In France, that's what the master's degree is for. More precisely, the second year of master (colloquially known as M2) with the specialization as research master degree, as opposed to teaching master degree or professional master degree.
Advanced courses are taught during the M2. There is a huge gap between the level of the licence (bachelor) and the first year of master (M1), and another huge gap between M1 and M2. Students are expected to work a lot on their own. Moreover, in every math M2 program, the student is expect to do a 3-4 months "internship" with a professor and write a "memoir" at the end, a mini PhD thesis. This is very often where you get to learn the very advanced, very specialized material necessary to start doing PhD level research.
I should now state that there is a very clear difference in organization between Paris and the rest of France. France is extremely centralized, and this shows in math too. There is very large supply of M2 students in Paris, with people coming from Grandes Écoles or abroad just for the M2; meanwhile, outside Paris, M2 programs usually barely manage to get by with 5-10 students a year. I've experienced both (as student and faculty) so I can comment on what I know.

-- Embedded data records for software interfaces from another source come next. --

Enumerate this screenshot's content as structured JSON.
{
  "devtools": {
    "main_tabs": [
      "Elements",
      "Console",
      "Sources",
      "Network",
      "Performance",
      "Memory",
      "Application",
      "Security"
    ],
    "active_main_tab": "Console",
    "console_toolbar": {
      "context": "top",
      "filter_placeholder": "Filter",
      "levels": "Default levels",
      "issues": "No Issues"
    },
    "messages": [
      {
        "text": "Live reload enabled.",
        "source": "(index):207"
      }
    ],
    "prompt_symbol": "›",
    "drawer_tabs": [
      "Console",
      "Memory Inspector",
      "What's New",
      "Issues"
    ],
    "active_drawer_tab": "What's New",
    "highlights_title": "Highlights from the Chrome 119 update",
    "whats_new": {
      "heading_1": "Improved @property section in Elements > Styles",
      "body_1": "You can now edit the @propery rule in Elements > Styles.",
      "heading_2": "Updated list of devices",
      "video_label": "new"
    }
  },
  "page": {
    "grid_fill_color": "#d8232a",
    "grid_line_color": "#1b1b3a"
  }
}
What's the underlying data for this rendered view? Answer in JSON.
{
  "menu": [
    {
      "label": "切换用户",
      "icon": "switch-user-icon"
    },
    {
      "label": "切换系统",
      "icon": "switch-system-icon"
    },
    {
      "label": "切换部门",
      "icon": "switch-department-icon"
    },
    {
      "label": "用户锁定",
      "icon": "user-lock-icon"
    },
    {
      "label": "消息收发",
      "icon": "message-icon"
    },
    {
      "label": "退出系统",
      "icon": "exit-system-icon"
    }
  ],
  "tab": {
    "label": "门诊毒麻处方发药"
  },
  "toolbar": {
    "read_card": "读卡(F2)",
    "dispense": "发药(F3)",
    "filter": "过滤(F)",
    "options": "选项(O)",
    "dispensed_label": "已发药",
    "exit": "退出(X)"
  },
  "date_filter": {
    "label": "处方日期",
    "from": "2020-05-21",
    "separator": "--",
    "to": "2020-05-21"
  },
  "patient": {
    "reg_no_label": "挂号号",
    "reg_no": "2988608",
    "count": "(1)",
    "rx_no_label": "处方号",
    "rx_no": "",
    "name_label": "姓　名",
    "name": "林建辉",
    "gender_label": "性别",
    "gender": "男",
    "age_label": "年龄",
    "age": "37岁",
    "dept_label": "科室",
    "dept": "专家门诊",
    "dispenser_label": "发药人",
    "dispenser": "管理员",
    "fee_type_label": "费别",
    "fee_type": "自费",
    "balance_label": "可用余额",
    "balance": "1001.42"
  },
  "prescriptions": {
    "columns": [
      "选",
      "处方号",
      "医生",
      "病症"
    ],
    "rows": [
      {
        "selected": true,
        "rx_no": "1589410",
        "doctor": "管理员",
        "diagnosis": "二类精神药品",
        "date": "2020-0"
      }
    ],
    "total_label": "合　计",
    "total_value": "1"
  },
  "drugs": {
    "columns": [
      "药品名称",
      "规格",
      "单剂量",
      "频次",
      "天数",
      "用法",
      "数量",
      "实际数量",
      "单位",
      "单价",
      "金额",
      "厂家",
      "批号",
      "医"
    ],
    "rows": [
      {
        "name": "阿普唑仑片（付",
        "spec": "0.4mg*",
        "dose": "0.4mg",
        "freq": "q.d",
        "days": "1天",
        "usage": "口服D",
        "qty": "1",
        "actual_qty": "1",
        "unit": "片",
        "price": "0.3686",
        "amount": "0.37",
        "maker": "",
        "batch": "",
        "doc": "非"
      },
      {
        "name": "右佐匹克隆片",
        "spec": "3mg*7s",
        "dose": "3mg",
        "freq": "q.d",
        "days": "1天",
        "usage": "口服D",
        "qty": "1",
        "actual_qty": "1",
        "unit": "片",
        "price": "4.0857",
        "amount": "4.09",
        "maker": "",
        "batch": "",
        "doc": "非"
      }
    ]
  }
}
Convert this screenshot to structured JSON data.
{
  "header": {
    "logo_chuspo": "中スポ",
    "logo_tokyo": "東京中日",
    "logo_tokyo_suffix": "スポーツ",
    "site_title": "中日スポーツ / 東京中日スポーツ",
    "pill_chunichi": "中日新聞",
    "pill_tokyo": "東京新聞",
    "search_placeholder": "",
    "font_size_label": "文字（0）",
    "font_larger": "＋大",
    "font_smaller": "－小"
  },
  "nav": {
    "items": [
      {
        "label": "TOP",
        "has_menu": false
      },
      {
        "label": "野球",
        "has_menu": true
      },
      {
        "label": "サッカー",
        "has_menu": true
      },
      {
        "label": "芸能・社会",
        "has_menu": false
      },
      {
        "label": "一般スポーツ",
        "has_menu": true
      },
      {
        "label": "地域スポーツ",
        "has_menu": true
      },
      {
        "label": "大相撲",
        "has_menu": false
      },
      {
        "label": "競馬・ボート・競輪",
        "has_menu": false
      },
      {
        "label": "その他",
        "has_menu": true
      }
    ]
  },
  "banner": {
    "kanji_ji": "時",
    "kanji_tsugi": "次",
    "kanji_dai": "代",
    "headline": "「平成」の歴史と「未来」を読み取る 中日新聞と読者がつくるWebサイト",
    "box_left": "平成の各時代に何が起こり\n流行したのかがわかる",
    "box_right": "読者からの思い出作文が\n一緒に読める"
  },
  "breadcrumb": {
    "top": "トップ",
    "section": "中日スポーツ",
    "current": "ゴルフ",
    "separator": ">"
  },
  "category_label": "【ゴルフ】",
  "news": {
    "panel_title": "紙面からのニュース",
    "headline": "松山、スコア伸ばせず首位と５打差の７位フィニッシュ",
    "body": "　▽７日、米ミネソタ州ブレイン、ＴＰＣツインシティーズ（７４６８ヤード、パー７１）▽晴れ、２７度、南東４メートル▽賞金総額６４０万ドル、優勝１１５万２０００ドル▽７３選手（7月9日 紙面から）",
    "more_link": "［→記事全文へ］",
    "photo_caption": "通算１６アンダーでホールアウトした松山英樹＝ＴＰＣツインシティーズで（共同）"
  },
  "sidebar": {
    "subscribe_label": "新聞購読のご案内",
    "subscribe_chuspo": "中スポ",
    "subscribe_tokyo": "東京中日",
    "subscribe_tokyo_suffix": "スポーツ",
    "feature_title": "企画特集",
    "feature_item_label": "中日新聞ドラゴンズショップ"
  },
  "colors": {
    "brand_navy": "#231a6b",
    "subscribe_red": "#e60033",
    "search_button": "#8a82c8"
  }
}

How this problem of regular teaching of many advanced courses on a certain subject is resolved on your math department?
In Paris, there is a wide variety of M2 courses on most subjects. There are enough students and faculty for this.
Outside Paris, not all courses can be taught every year, as there aren't enough students and faculty: some classes would be empty, some would lack an instructor (thanks to massification of higher education, we have to teach a shit-ton of classes to 1st year undergrads). A usual deal is to do thematic years, for example "this year we'll do a number theory program and a stochastic equations program. Next year, algebraic topology and dynamics." If a student wants to study something not offered, they unfortunately have to move.
This difference is also magnified by the rarity of PhD stipends. What good is giving someone a research master's degree in math, a degree that only prepares you to become a professional mathematician, to someone who has no chance of getting a PhD stipend afterwards? As you can guess, some universities are richer than others and can offer more stipends.
Who teaches all of them?
Faculty…? Who else? I don't understand the question.
Does there always exist a group in your area on your department so that the teaching load can be shared?
In Paris, yes. Outside, no. As I said, we have to teach a ton of classes to undergrads. And somehow, no one in the government was able to divine that babies born in 2000 would be college students today, so they haven't had the foresight to increase budgets for faculty jobs. So we are stuck with a dilemma: enrolling students in undergrad is something that we have to do by law, the number of students increases every year, and the budget stays constant. Guess what part of higher education is slashed first?
How it is decided who teaches what?
There cannot be a single answer. Every department in France has statutes and bylaws that can be (democratically!) changed, and this includes how teaching loads are divided. Still, every university I've been to has had this model: the department director delegates the power to either a committee or even a single person depending on the size of the department and customs. This committee/person deliberates on what courses can be offered and who teaches what. It's often (but not always) taking into account the wishes of every member of the department. Large department (= Paris…) have even more complex procedures.
PS: I hope this does not come off as an answer from a Parisian snob. The math departments in hard science-intensive universities in Paris are about 2-3 times as large as the largest math department outside Paris; moreover, it's only a metro ride away to the other Parisian departments, who can thus coordinate among themselves to have a unified program with much wider breadth. I have many colleagues outside Paris who despair at the state of their M2 program (and this won't be helped by the current government's policies of creating monster universities on the one hand and defunding smaller ones on the other hand… if you know how to solve this problem, please tell us).
PPS: This answer is mainly about pure math. The situation is less bleak in applied math. ("What good is pure math for anyway? Pure mathematicians can't get a contract with Thales or Safran to co-supervise a PhD student who will help us sell bombs to Saudi Arabia." --some government official, probably.) Some smaller math departments are slowly transitioning to applied math only.